Banning Tor unwise and not feasible, MPs told

Gareth Corfield reports on the Register website that a Supreme court ruling has effectively given carte blanche to police forces to retain personal data they have collected for virtually any purpose and hold it as long as they like – even when the people targeted are not violent and have committed no crime. The case involved John Catt from Brighton who had lodged a legal claim against the police for keeping records about his attendance at various political protests going back a decade.  In 2013 the Court of Appeal ruled that it was illegal for the Police to retain such records; however, the police appealed to the Supreme court. A particular concern highlighted in the article with the judgment, is the argument put forward by the court that the retention of data for “police purposes” is inherently lawful, albeit with the proviso that it is “regularly reviewed” for deletion (although […]

UK Supreme Court waves through indiscriminate police surveillance

Libby Brooks reports in the Guardian that MSPs have voted narrowly in favour of plans by the SNP Scottish government for a new identity database. A proposal by the Scottish Liberal Democrats to treat the proposals for the database as primary legislation, which would require them to be subject to full parliamentary scrutiny was rejected.  However, the Scottish government has agreed to wait for the results of the consultation on the proposed database before moving forward.

Holyrood backs Scottish identity database

Severin Carrell reports in the Guardian that the UK Information Commissioner says proposals to put every Scottish citizen on a central database accessible to 120 public bodies, risks breaching data protection laws and privacy standards. The Scottish SNP Government wants a single central identity database known as “Myaccount”, which public bodies would use to allow users to access services.  However, the scheme is similar to the UK ID card and national identity register that was rejected on civil liberties grounds by the UK government in 2010. The Information Commissioners Office (ICO) said ministers had failed to carry out the necessary privacy impact assessment before drafting proposals, and had failed to explicitly set out the reasons why the new national database was needed.  It also said that Scottish ministers were unwise to reject the much more privacy-friendly system for accessing public services now being considered by the Cabinet Office, where an […]

Scotland-wide ID database risks personal privacy and civil liberties – ...

“The current proposals which are being consulted on represent a bigger threat to Scottish privacy than the UK wide Identity Card system proposed by the last government in Westminster.” – Guy Herbert, General Secretary, NO2ID What’s the issue? Currently the Scottish Government and National Records of Scotland (NRS) are consulting on proposals to change regulations that govern what personal information is stored on the National Health Service Central Register (“the NHSCR”), and who that information can be shared with. This consultation is entitled “Consultation on proposed amendments to the National Health Service Central Register (Scotland) Regulations 2006” . What’s the Problem with this? The consultation proposes increasing the information held on the NHSCR to include more detailed postcode and address information. It also proposes to allow a whole host of Scottish public bodies (around 120) access to this information. Examples of the bodies who would have access to this information include […]
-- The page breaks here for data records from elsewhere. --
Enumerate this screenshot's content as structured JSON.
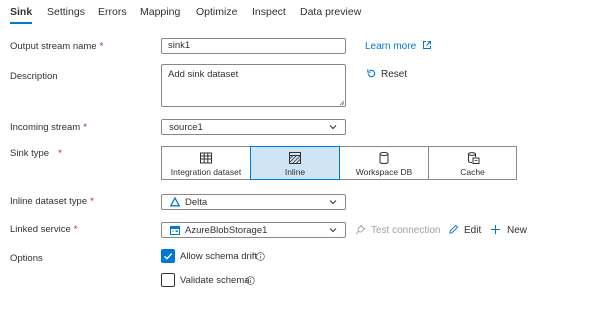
{
  "tabs": [
    {
      "label": "Sink",
      "active": true
    },
    {
      "label": "Settings",
      "active": false
    },
    {
      "label": "Errors",
      "active": false
    },
    {
      "label": "Mapping",
      "active": false
    },
    {
      "label": "Optimize",
      "active": false
    },
    {
      "label": "Inspect",
      "active": false
    },
    {
      "label": "Data preview",
      "active": false
    }
  ],
  "form": {
    "output_stream_name": {
      "label": "Output stream name",
      "required": "*",
      "value": "sink1"
    },
    "learn_more": "Learn more",
    "description": {
      "label": "Description",
      "value": "Add sink dataset"
    },
    "reset": "Reset",
    "incoming_stream": {
      "label": "Incoming stream",
      "required": "*",
      "value": "source1"
    },
    "sink_type": {
      "label": "Sink type",
      "required": "*",
      "options": [
        {
          "label": "Integration dataset",
          "icon": "table-icon",
          "selected": false
        },
        {
          "label": "Inline",
          "icon": "hatched-table-icon",
          "selected": true
        },
        {
          "label": "Workspace DB",
          "icon": "database-icon",
          "selected": false
        },
        {
          "label": "Cache",
          "icon": "cache-icon",
          "selected": false
        }
      ]
    },
    "inline_dataset_type": {
      "label": "Inline dataset type",
      "required": "*",
      "value": "Delta",
      "icon": "delta-icon"
    },
    "linked_service": {
      "label": "Linked service",
      "required": "*",
      "value": "AzureBlobStorage1",
      "icon": "blob-storage-icon"
    },
    "test_connection": "Test connection",
    "edit": "Edit",
    "new": "New",
    "options": {
      "label": "Options",
      "allow_schema_drift": {
        "label": "Allow schema drift",
        "checked": true
      },
      "validate_schema": {
        "label": "Validate schema",
        "checked": false
      }
    }
  },
  "colors": {
    "accent": "#0078d4",
    "selected_bg": "#cfe4f5",
    "required": "#a4262c",
    "text": "#323130",
    "border": "#8a8886"
  }
}
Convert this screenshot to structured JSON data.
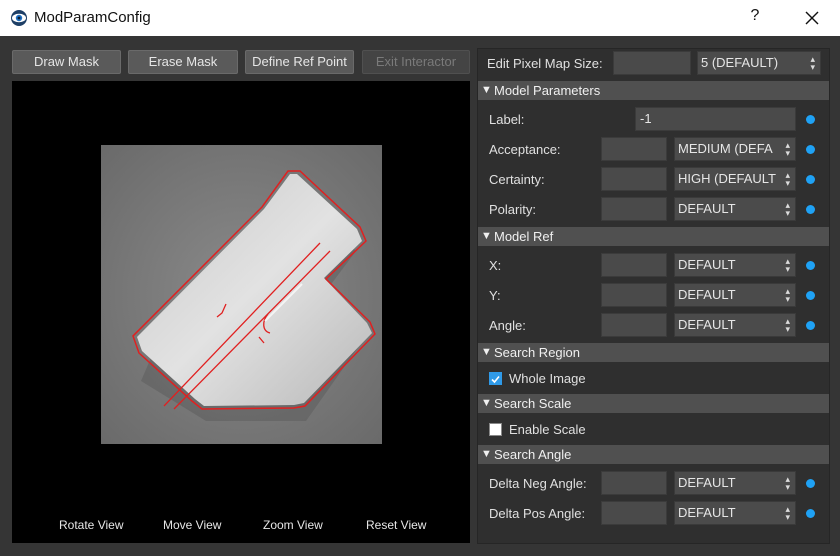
{
  "window": {
    "title": "ModParamConfig",
    "help_label": "?"
  },
  "toolbar": {
    "draw_mask": "Draw Mask",
    "erase_mask": "Erase Mask",
    "define_ref_point": "Define Ref Point",
    "exit_interactor": "Exit Interactor"
  },
  "viewer": {
    "rotate": "Rotate View",
    "move": "Move View",
    "zoom": "Zoom View",
    "reset": "Reset View"
  },
  "pixel_map": {
    "label": "Edit Pixel Map Size:",
    "value": "",
    "selected": "5 (DEFAULT)"
  },
  "model_parameters": {
    "title": "Model Parameters",
    "label": {
      "label": "Label:",
      "value": "-1"
    },
    "acceptance": {
      "label": "Acceptance:",
      "value": "",
      "selected": "MEDIUM (DEFA"
    },
    "certainty": {
      "label": "Certainty:",
      "value": "",
      "selected": "HIGH (DEFAULT"
    },
    "polarity": {
      "label": "Polarity:",
      "value": "",
      "selected": "DEFAULT"
    }
  },
  "model_ref": {
    "title": "Model Ref",
    "x": {
      "label": "X:",
      "value": "",
      "selected": "DEFAULT"
    },
    "y": {
      "label": "Y:",
      "value": "",
      "selected": "DEFAULT"
    },
    "angle": {
      "label": "Angle:",
      "value": "",
      "selected": "DEFAULT"
    }
  },
  "search_region": {
    "title": "Search Region",
    "whole_image": {
      "label": "Whole Image",
      "checked": true
    }
  },
  "search_scale": {
    "title": "Search Scale",
    "enable_scale": {
      "label": "Enable Scale",
      "checked": false
    }
  },
  "search_angle": {
    "title": "Search Angle",
    "delta_neg": {
      "label": "Delta Neg Angle:",
      "value": "",
      "selected": "DEFAULT"
    },
    "delta_pos": {
      "label": "Delta Pos Angle:",
      "value": "",
      "selected": "DEFAULT"
    }
  },
  "colors": {
    "accent": "#1fa2f5",
    "mask_outline": "#e02020"
  }
}
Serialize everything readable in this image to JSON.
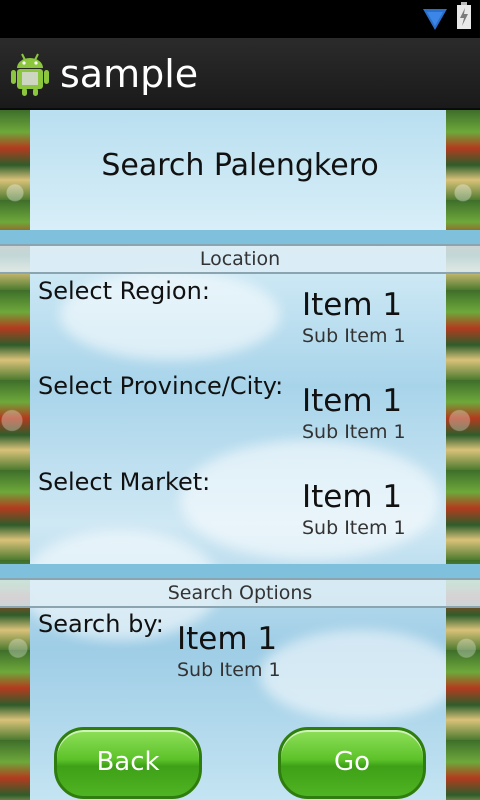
{
  "app": {
    "title": "sample",
    "icon": "android-icon"
  },
  "status_bar": {
    "icons": [
      "wifi-icon",
      "battery-charging-icon"
    ]
  },
  "page_title": "Search Palengkero",
  "location": {
    "header": "Location",
    "region": {
      "label": "Select Region:",
      "value": "Item 1",
      "sub": "Sub Item 1"
    },
    "province": {
      "label": "Select Province/City:",
      "value": "Item 1",
      "sub": "Sub Item 1"
    },
    "market": {
      "label": "Select Market:",
      "value": "Item 1",
      "sub": "Sub Item 1"
    }
  },
  "search_options": {
    "header": "Search Options",
    "search_by": {
      "label": "Search by:",
      "value": "Item 1",
      "sub": "Sub Item 1"
    }
  },
  "buttons": {
    "back": "Back",
    "go": "Go"
  },
  "colors": {
    "button_green": "#5cc229",
    "accent_blue": "#7fc0dd",
    "action_bar": "#222222"
  }
}
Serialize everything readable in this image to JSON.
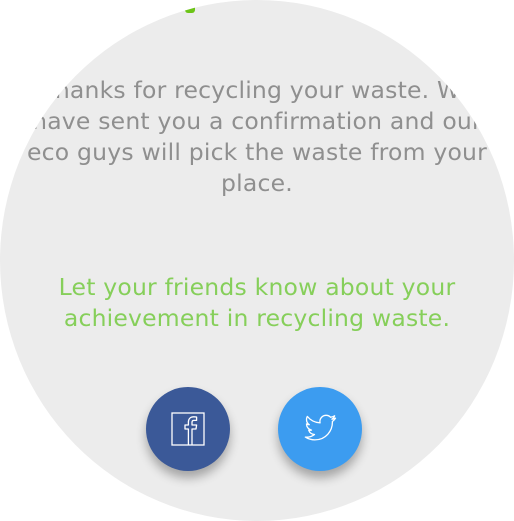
{
  "confirmation": {
    "lines": [
      "Thanks for recycling your waste. We",
      "have sent you a confirmation and our",
      "eco guys will pick the waste from your",
      "place."
    ]
  },
  "share": {
    "lines": [
      "Let your friends know about your",
      "achievement in recycling waste."
    ]
  },
  "buttons": {
    "facebook": {
      "icon": "facebook-icon",
      "color": "#3b5998"
    },
    "twitter": {
      "icon": "twitter-icon",
      "color": "#3c9cf0"
    }
  },
  "colors": {
    "background_circle": "#ececec",
    "accent_green": "#6cc417",
    "share_text": "#86cf5a",
    "message_text": "#8f8f8f"
  }
}
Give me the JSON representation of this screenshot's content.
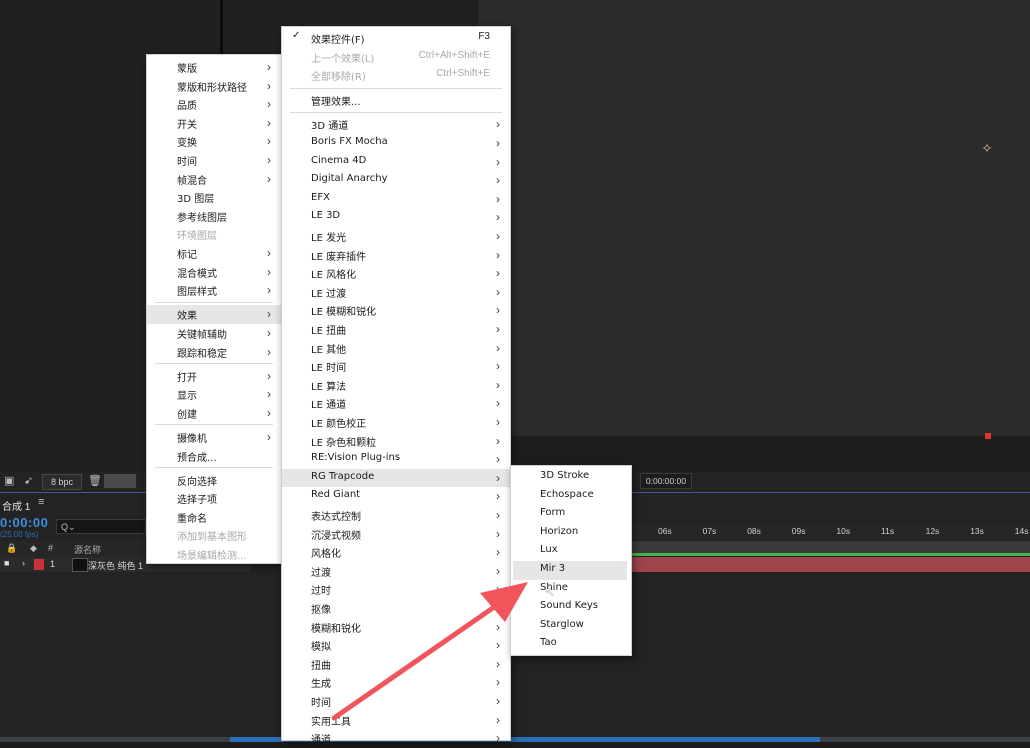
{
  "app": {
    "bpc_label": "8 bpc",
    "timecode_small": "0:00:00:00",
    "comp_tab": "合成 1",
    "big_time": "0:00:00",
    "fps": "(25.00 fps)",
    "search_placeholder": "Q⌄",
    "layer_header": "源名称",
    "layer_num": "1",
    "layer_name": "深灰色 纯色 1",
    "ruler_ticks": [
      "06s",
      "07s",
      "08s",
      "09s",
      "10s",
      "11s",
      "12s",
      "13s",
      "14s"
    ],
    "colors": {
      "accent_blue": "#3d8fe0",
      "layer_red": "#a0434a",
      "arrow_red": "#f2545b"
    }
  },
  "layer_menu": {
    "items": [
      {
        "label": "蒙版",
        "submenu": true
      },
      {
        "label": "蒙版和形状路径",
        "submenu": true
      },
      {
        "label": "品质",
        "submenu": true
      },
      {
        "label": "开关",
        "submenu": true
      },
      {
        "label": "变换",
        "submenu": true
      },
      {
        "label": "时间",
        "submenu": true
      },
      {
        "label": "帧混合",
        "submenu": true
      },
      {
        "label": "3D 图层",
        "submenu": false
      },
      {
        "label": "参考线图层",
        "submenu": false
      },
      {
        "label": "环境图层",
        "submenu": false,
        "disabled": true
      },
      {
        "label": "标记",
        "submenu": true
      },
      {
        "label": "混合模式",
        "submenu": true
      },
      {
        "label": "图层样式",
        "submenu": true
      },
      {
        "label": "效果",
        "submenu": true,
        "highlight": true
      },
      {
        "label": "关键帧辅助",
        "submenu": true
      },
      {
        "label": "跟踪和稳定",
        "submenu": true
      },
      {
        "label": "打开",
        "submenu": true
      },
      {
        "label": "显示",
        "submenu": true
      },
      {
        "label": "创建",
        "submenu": true
      },
      {
        "label": "摄像机",
        "submenu": true
      },
      {
        "label": "预合成...",
        "submenu": false
      },
      {
        "label": "反向选择",
        "submenu": false
      },
      {
        "label": "选择子项",
        "submenu": false
      },
      {
        "label": "重命名",
        "submenu": false
      },
      {
        "label": "添加到基本图形",
        "submenu": false,
        "disabled": true
      },
      {
        "label": "场景编辑检测...",
        "submenu": false,
        "disabled": true
      }
    ]
  },
  "effects_menu": {
    "top_items": [
      {
        "label": "效果控件(F)",
        "shortcut": "F3",
        "checked": true
      },
      {
        "label": "上一个效果(L)",
        "shortcut": "Ctrl+Alt+Shift+E",
        "disabled": true
      },
      {
        "label": "全部移除(R)",
        "shortcut": "Ctrl+Shift+E",
        "disabled": true
      },
      {
        "label": "管理效果..."
      }
    ],
    "items": [
      "3D 通道",
      "Boris FX Mocha",
      "Cinema 4D",
      "Digital Anarchy",
      "EFX",
      "LE 3D",
      "LE 发光",
      "LE 废弃插件",
      "LE 风格化",
      "LE 过渡",
      "LE 模糊和锐化",
      "LE 扭曲",
      "LE 其他",
      "LE 时间",
      "LE 算法",
      "LE 通道",
      "LE 颜色校正",
      "LE 杂色和颗粒",
      "RE:Vision Plug-ins",
      "RG Trapcode",
      "Red Giant",
      "表达式控制",
      "沉浸式视频",
      "风格化",
      "过渡",
      "过时",
      "抠像",
      "模糊和锐化",
      "模拟",
      "扭曲",
      "生成",
      "时间",
      "实用工具",
      "通道"
    ],
    "highlight_index": 19
  },
  "trapcode_menu": {
    "items": [
      "3D Stroke",
      "Echospace",
      "Form",
      "Horizon",
      "Lux",
      "Mir 3",
      "Shine",
      "Sound Keys",
      "Starglow",
      "Tao"
    ],
    "highlight_index": 5
  }
}
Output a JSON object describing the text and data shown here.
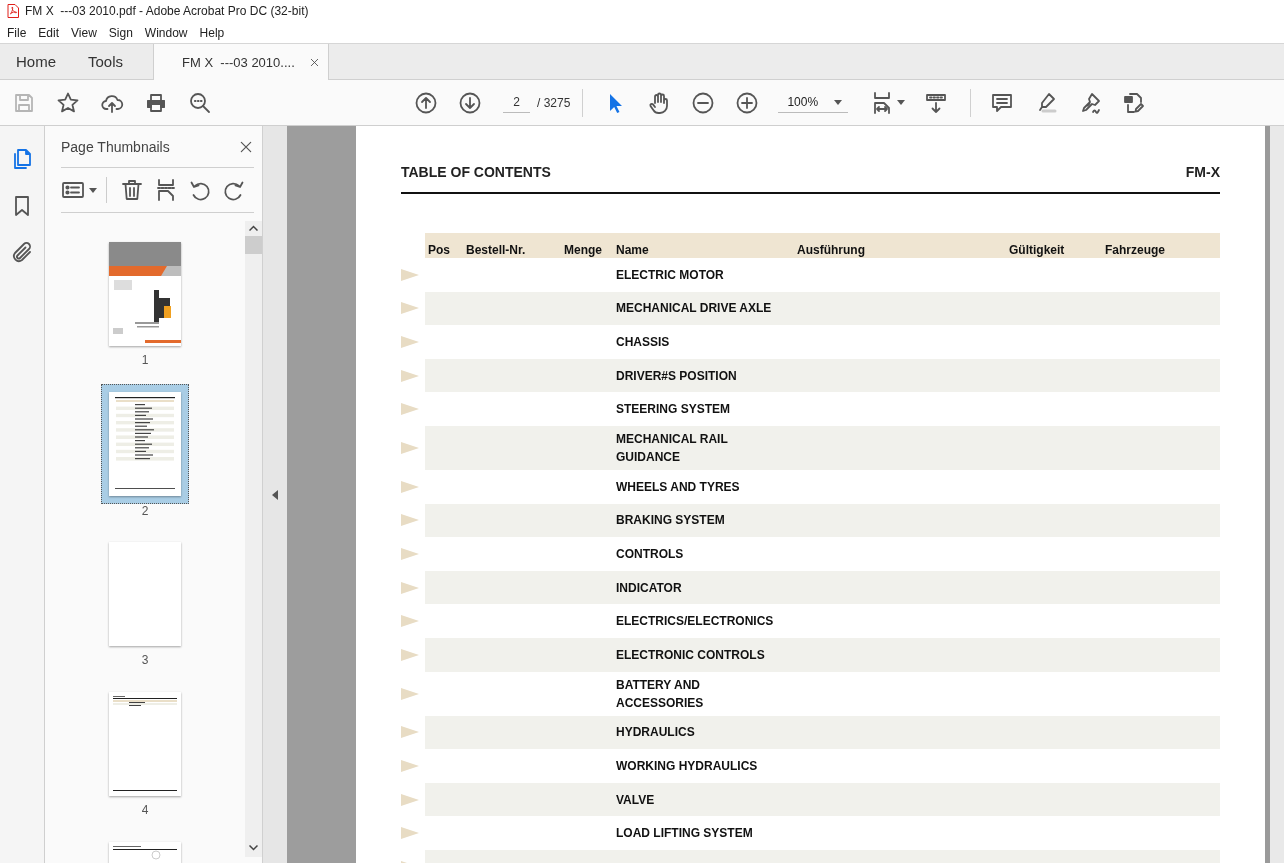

Parliamentary briefing – Creation of a Scottish National Identity Register